When I asked my Facebook community to let me know the questions they had about homeschooling, there was one thing on almost everyone’s mind… scheduling.
Before we began our homeschool year, I did a very informal survey, asking my Facebook readers what they would like to know about my homeschool day. This is just my fourth year of homeschooling, so I don’t have all the answers–but I’m learning as I go, just like you. I love it! I love seeing how other people do things—not as a comparison, but so that I can find different or better ways to go about this—making homeschooling the best experience possible for my kids.
Note: I don’t think you should read homeschooling posts as a comparison for what kind of job you are doing. Use them as a place to get ideas from other moms so you can make things more fun. Sometimes I find that an activity or idea someone else does ends up working really well for my family—and it’s something I would have never thought of myself!
How Do You Schedule Your Homeschool Day?
So, one of the most asked questions was, How do we schedule our day? I guess that’s the $50 million question! Every family is different, and schedules need to flexible. They will change by season, age, and year. In all honesty, we started out with one schedule and I quickly burned out! Now, several weeks into the year, we have landed on something that works much better for us. I’m going to tell you about both schedules, however, because what didn’t work for me might work perfectly for you.
The first way I tried our schedule was to do things in 30-minute or 1-hour blocks. I had a sheet that listed what everyone was doing (or supposed to be doing) at all times. I really thought this very structured approach would work well for me because I am so Type A, but I became a slave to this schedule. I was driving my children crazy, saying, Oh, we have to get this math done in the next five minutes so we can move on to the next thing! Instead of enjoying the learning process and moving through the day at a relaxed pace, I was constantly checking the clock to be sure we were staying on schedule–and rushing everyone when we weren’t. And the kids noticed. I realized they were getting more stressed which ultimately resulted in a less than idea learning environment. In fact, we had some backsliding due to my unintended pressue.
Honestly, I knew I didn’t really want that. This is homeschool! I am doing this to enjoy the moment and to allow my kids to learn at their own pace—even if it goes over the line on my schedule.
Lately, I’ve really become a huge fan of the Charlotte Mason method of learning for children. I’m still exploring it and doing a lot of research on it, but one thing that grabbed my interest is her approach to scheduling: time blocks. Using time blocks is what has worked best for me.
Here’s how it looks at my house:

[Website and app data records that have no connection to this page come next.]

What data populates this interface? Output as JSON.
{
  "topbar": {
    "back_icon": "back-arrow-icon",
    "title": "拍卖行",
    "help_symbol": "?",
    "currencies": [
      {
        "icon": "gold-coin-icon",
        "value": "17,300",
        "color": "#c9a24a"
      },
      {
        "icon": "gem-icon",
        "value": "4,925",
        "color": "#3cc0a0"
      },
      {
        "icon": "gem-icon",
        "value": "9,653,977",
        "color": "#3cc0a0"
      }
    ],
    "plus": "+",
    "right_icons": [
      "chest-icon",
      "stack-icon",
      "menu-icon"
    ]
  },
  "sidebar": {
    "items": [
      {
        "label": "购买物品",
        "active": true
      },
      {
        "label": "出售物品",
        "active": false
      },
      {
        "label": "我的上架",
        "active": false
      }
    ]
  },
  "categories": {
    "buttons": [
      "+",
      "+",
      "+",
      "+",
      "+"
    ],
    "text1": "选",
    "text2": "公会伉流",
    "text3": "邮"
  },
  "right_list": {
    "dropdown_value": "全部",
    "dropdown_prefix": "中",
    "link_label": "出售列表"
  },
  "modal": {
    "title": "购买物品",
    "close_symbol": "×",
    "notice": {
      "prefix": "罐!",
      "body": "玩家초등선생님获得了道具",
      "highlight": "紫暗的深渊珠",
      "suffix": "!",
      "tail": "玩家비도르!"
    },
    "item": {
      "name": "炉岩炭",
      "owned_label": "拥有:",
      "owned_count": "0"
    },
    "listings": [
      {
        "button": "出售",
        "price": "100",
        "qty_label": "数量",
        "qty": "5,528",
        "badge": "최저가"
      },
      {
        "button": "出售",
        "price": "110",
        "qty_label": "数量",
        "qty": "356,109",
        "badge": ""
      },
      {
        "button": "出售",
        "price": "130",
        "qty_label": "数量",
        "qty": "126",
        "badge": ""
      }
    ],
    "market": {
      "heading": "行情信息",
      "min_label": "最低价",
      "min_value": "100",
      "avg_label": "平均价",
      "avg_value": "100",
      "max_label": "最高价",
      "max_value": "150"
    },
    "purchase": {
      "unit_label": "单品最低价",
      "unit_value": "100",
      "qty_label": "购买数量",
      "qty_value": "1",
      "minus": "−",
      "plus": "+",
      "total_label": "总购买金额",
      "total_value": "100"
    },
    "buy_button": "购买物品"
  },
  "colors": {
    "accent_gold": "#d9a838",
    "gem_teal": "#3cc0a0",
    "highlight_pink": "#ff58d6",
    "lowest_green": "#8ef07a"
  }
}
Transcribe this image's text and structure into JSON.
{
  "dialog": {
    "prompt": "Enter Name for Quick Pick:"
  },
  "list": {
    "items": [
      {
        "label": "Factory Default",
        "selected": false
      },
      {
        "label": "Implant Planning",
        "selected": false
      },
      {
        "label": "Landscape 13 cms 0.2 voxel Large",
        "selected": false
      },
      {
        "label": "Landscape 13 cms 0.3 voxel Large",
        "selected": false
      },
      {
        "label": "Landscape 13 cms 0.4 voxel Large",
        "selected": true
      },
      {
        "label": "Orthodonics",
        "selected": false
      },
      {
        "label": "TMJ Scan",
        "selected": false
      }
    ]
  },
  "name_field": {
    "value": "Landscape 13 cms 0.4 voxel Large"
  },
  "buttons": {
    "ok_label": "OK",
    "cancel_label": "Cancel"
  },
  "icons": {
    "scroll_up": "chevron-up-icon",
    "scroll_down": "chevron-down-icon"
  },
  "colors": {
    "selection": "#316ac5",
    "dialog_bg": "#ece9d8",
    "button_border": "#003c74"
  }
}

The morning time block. During our morning block of time, our schedule is prioritized according to what I consider most important. We do phonics and math every day. That’s what we spend the earliest part of our morning time block on, then we can choose to address other subjects when we have time. During this time, my daughter has independent work that she completes while I work with my son. (Read about the eye-opening experience I had concerning my daughter’s workload.) Before breakfast, of course, my kids do their Busy Bee’s.
Lunch is a time block. While I get their lunch ready, they have what we call “Together Time.” This is just what it sounds like! They do something together, whether it is to play together outside, play games, or my daughter might choose to read aloud to her brother. During lunch, we read from our history or science book. After lunch, if we don’t have anything else planned, we enjoy some snuggle time together, moving our reading spot to our comfy couch.
My goal is to get those traditional “three R’s” finished before lunch. Then the afternoons are spent on fun hands-on activities for learning.
For the afternoon block, instead of a daily schedule that’s very rigorous, I use more of a weekly schedule. We might do poetry one day and have a picture study the next. We might do a hymn study one afternoon, and spend the next day focusing on a science experiment or nature walk. This allows us to really take our time and enjoy each learning opportunity, rather than rushing through it.
What’s your homeschool schedule? How is it working out for you this year?
You might like these homeschooling posts: